ŁKS Łódź Basketball (women's) I Liga 9 Polish Championships
PTK Pabianice Basketball (women's) I Liga 0
Widzew Łódź Futsal (men's) Ekstraklasa 0

Since the establishment of the province, several international sports competitions were co-hosted by the province, including the EuroBasket 2009, 2009 Women's European Volleyball Championship, EuroBasket Women 2011, 2014 FIVB Volleyball Men's World Championship, and 2019 FIFA U-20 World Cup.


  • The Polish language of the inhabitants of the voivodeship is considered the closest to the Polish literary language, as the region did not develop its own dialect, but was a place of blending of dialects from the neighboring larger regions of Greater Poland, Lesser Poland, Mazovia and Silesia.[16]
  • In the 17th century, the towns of Brzeziny, Sieradz and Warta were home to sizeable Scottish communities.[17]

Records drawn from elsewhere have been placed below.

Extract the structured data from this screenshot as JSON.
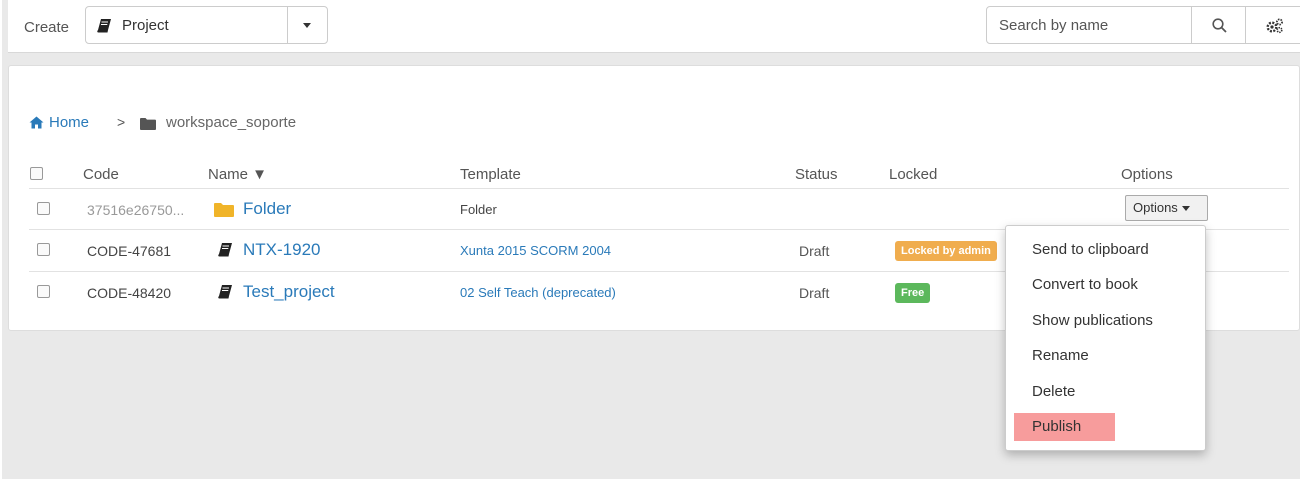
{
  "toolbar": {
    "create_label": "Create",
    "create_value": "Project",
    "search_placeholder": "Search by name"
  },
  "breadcrumb": {
    "home": "Home",
    "separator": ">",
    "current": "workspace_soporte"
  },
  "table": {
    "headers": {
      "code": "Code",
      "name": "Name ▼",
      "template": "Template",
      "status": "Status",
      "locked": "Locked",
      "options": "Options"
    },
    "rows": [
      {
        "code": "37516e26750...",
        "name": "Folder",
        "template": "Folder",
        "status": "",
        "locked": "",
        "type": "folder"
      },
      {
        "code": "CODE-47681",
        "name": "NTX-1920",
        "template": "Xunta 2015 SCORM 2004",
        "status": "Draft",
        "locked": "Locked by admin",
        "type": "project"
      },
      {
        "code": "CODE-48420",
        "name": "Test_project",
        "template": "02 Self Teach (deprecated)",
        "status": "Draft",
        "locked": "Free",
        "type": "project"
      }
    ],
    "options_button": "Options"
  },
  "menu": {
    "items": [
      "Send to clipboard",
      "Convert to book",
      "Show publications",
      "Rename",
      "Delete",
      "Publish"
    ],
    "highlighted": "Publish"
  },
  "colors": {
    "link": "#2a7ab9",
    "folder": "#f0b429",
    "locked_badge": "#f0ad4e",
    "free_badge": "#5cb85c",
    "highlight": "#f79c9c"
  }
}
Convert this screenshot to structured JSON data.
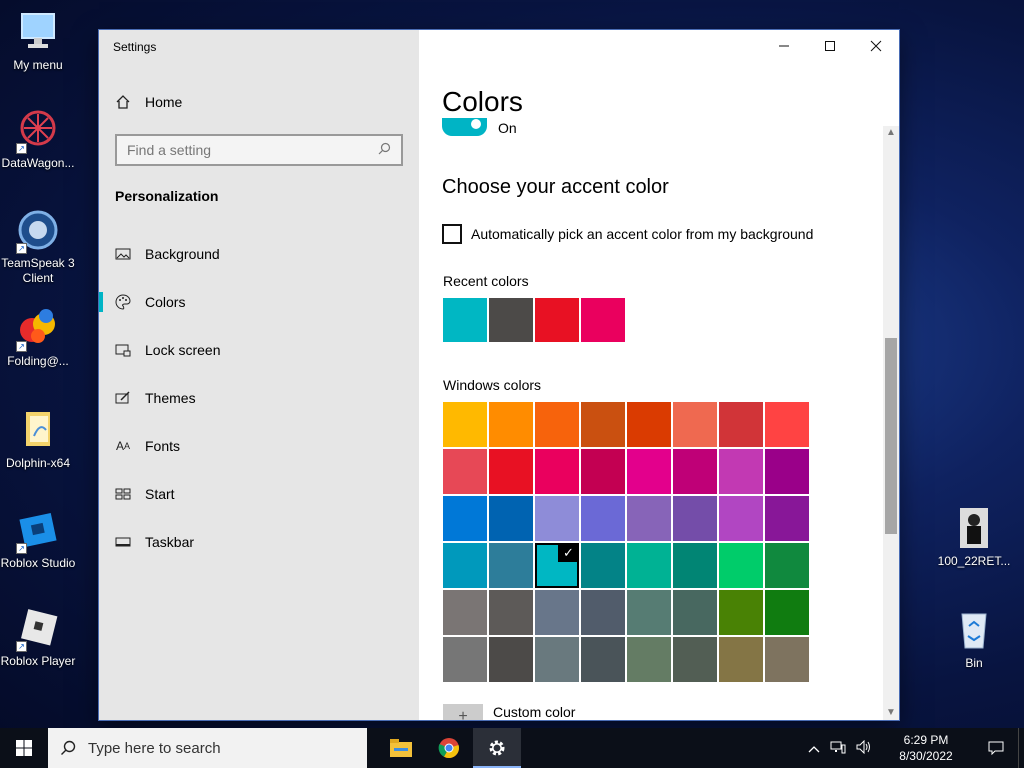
{
  "desktop_icons": [
    {
      "label": "My menu",
      "icon": "monitor-icon"
    },
    {
      "label": "DataWagon...",
      "icon": "datawagon-icon"
    },
    {
      "label": "TeamSpeak 3 Client",
      "icon": "teamspeak-icon"
    },
    {
      "label": "Folding@...",
      "icon": "folding-icon"
    },
    {
      "label": "Dolphin-x64",
      "icon": "folder-icon"
    },
    {
      "label": "Roblox Studio",
      "icon": "roblox-studio-icon"
    },
    {
      "label": "Roblox Player",
      "icon": "roblox-player-icon"
    },
    {
      "label": "100_22RET...",
      "icon": "photo-icon"
    },
    {
      "label": "Bin",
      "icon": "recycle-bin-icon"
    }
  ],
  "window": {
    "title": "Settings",
    "controls": {
      "minimize": "—",
      "maximize": "☐",
      "close": "✕"
    }
  },
  "nav": {
    "home": "Home",
    "search_placeholder": "Find a setting",
    "section": "Personalization",
    "items": [
      {
        "label": "Background",
        "icon": "image-icon"
      },
      {
        "label": "Colors",
        "icon": "palette-icon",
        "active": true
      },
      {
        "label": "Lock screen",
        "icon": "lock-screen-icon"
      },
      {
        "label": "Themes",
        "icon": "brush-icon"
      },
      {
        "label": "Fonts",
        "icon": "font-icon"
      },
      {
        "label": "Start",
        "icon": "start-icon"
      },
      {
        "label": "Taskbar",
        "icon": "taskbar-icon"
      }
    ]
  },
  "content": {
    "title": "Colors",
    "toggle_label": "On",
    "accent_heading": "Choose your accent color",
    "auto_pick_label": "Automatically pick an accent color from my background",
    "recent_label": "Recent colors",
    "recent_colors": [
      "#00B7C3",
      "#4C4A48",
      "#E81123",
      "#EA005E"
    ],
    "windows_label": "Windows colors",
    "windows_colors": [
      "#FFB900",
      "#FF8C00",
      "#F7630C",
      "#CA5010",
      "#DA3B01",
      "#EF6950",
      "#D13438",
      "#FF4343",
      "#E74856",
      "#E81123",
      "#EA005E",
      "#C30052",
      "#E3008C",
      "#BF0077",
      "#C239B3",
      "#9A0089",
      "#0078D7",
      "#0063B1",
      "#8E8CD8",
      "#6B69D6",
      "#8764B8",
      "#744DA9",
      "#B146C2",
      "#881798",
      "#0099BC",
      "#2D7D9A",
      "#00B7C3",
      "#038387",
      "#00B294",
      "#018574",
      "#00CC6A",
      "#10893E",
      "#7A7574",
      "#5D5A58",
      "#68768A",
      "#515C6B",
      "#567C73",
      "#486860",
      "#498205",
      "#107C10",
      "#767676",
      "#4C4A48",
      "#69797E",
      "#4A5459",
      "#647C64",
      "#525E54",
      "#847545",
      "#7E735F"
    ],
    "selected_index": 26,
    "custom_color_label": "Custom color"
  },
  "taskbar": {
    "search_placeholder": "Type here to search",
    "apps": [
      {
        "name": "file-explorer-icon"
      },
      {
        "name": "chrome-icon"
      },
      {
        "name": "settings-gear-icon",
        "active": true
      }
    ],
    "time": "6:29 PM",
    "date": "8/30/2022"
  }
}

  1. ^ "EU regions by GDP, Eurostat". Retrieved 18 September 2023.
  2. ^ "Sub-national HDI - Subnational HDI". globaldatalab.org. Radboud University Nijmegen. Retrieved 2021-12-13.
  3. ^ "Division of Poland". 2024-04-03.
  4. ^ a b "Local Data Bank". Statistics Poland. Retrieved 26 August 2022.
  5. ^ "Regional GDP per capita ranged from 30% to 263% of the EU average in 2018". Eurostat.
  6. ^ Koter, Marek (2016). "Historyczno-geograficzne podstawy oraz proces kształtowania się regionu łódzkiego". In Marszał, Tomasz (ed.). Miasto–region–gospodarka w badaniach geograficznych (in Polish). Łódź: Wydawnictwo Uniwersytetu Łódzkiego. p. 130. ISBN 978-83-8088-004-7.
  7. ^ Konopczyński, Władysław (1948). Chronologia sejmów polskich 1493–1793 (in Polish). Kraków: Polska Akademia Umiejętności. pp. 132–140.
  8. ^ Koter, Marek (2016). "Historyczno-geograficzne podstawy oraz proces kształtowania się regionu łódzkiego". In Marszał, Tomasz (ed.). Miasto–region–gospodarka w badaniach geograficznych (in Polish). Łódź: Wydawnictwo Uniwersytetu Łódzkiego. pp. 144, 146. ISBN 978-83-8088-004-7.
  9. ^ Studnicka-Mariańczyk, Karolina (2018). "Zakład Karny w Sieradzu w okresie okupacji hitlerowskiej 1939–1945". Zeszyty Historyczne (in Polish). 17: 188–190.
  10. ^ Agata Gut. "Eutanazja – ukryte ludobójstwo pacjentów szpitali psychiatrycznych w Kraju Warty i na Pomorzu w latach 1939 - 1945". Instytut Pamięci Narodowej (in Polish). Retrieved 1 June 2024.
  11. ^ Higher Education and its Finances in 2020 (PDF). Warszawa: Statistics Poland. 2021. p. 18.
  12. ^ Rozporządzenie Prezydenta Rzeczypospolitej Polskiej z dnia 22 października 2012 r. w sprawie uznania za pomnik historii "Łowicz - Bazylika Katedralna (dawna Kolegiata Prymasowska) pod wezwaniem Wniebowzięcia Najświętszej Marii Panny", Dz. U., 2012, No. 1239
  13. ^ Rozporządzenie Prezydenta Rzeczypospolitej Polskiej z dnia 22 listopada 2017 r. w sprawie uznania za pomnik historii "Nieborów i Arkadia - zespół pałacowo-ogrodowy i ogród sentymentalno-romantyczny", Dz. U., 2017, No. 2274
  14. ^ Rozporządzenie Prezydenta Rzeczypospolitej Polskiej z dnia 22 października 2012 r. w sprawie uznania za pomnik historii "Sulejów - zespół opactwa cystersów", Dz. U., 2012, No. 1242
  15. ^ Rozporządzenie Prezydenta Rzeczypospolitej Polskiej z dnia 4 kwietnia 2022 r. w sprawie uznania za pomnik historii "Tum - zespół archikolegiaty pod wezwaniem Najświętszej Maryi Panny i św. Aleksego", Dz. U., 2022, No. 808
  16. ^ Koter, Marek (2016). "Historyczno-geograficzne podstawy oraz proces kształtowania się regionu łódzkiego". In Marszał, Tomasz (ed.). Miasto–region–gospodarka w badaniach geograficznych (in Polish). Łódź: Wydawnictwo Uniwersytetu Łódzkiego. pp. 134–135. ISBN 978-83-8088-004-7.
  17. ^ Feduszka, Jacek (2009). "Szkoci i Anglicy w Zamościu w XVI-XVIII wieku". Czasy Nowożytne (in Polish). Vol. 22. Zarząd Główny Polskiego Towarzystwa Historycznego. p. 53. ISSN 1428-8982.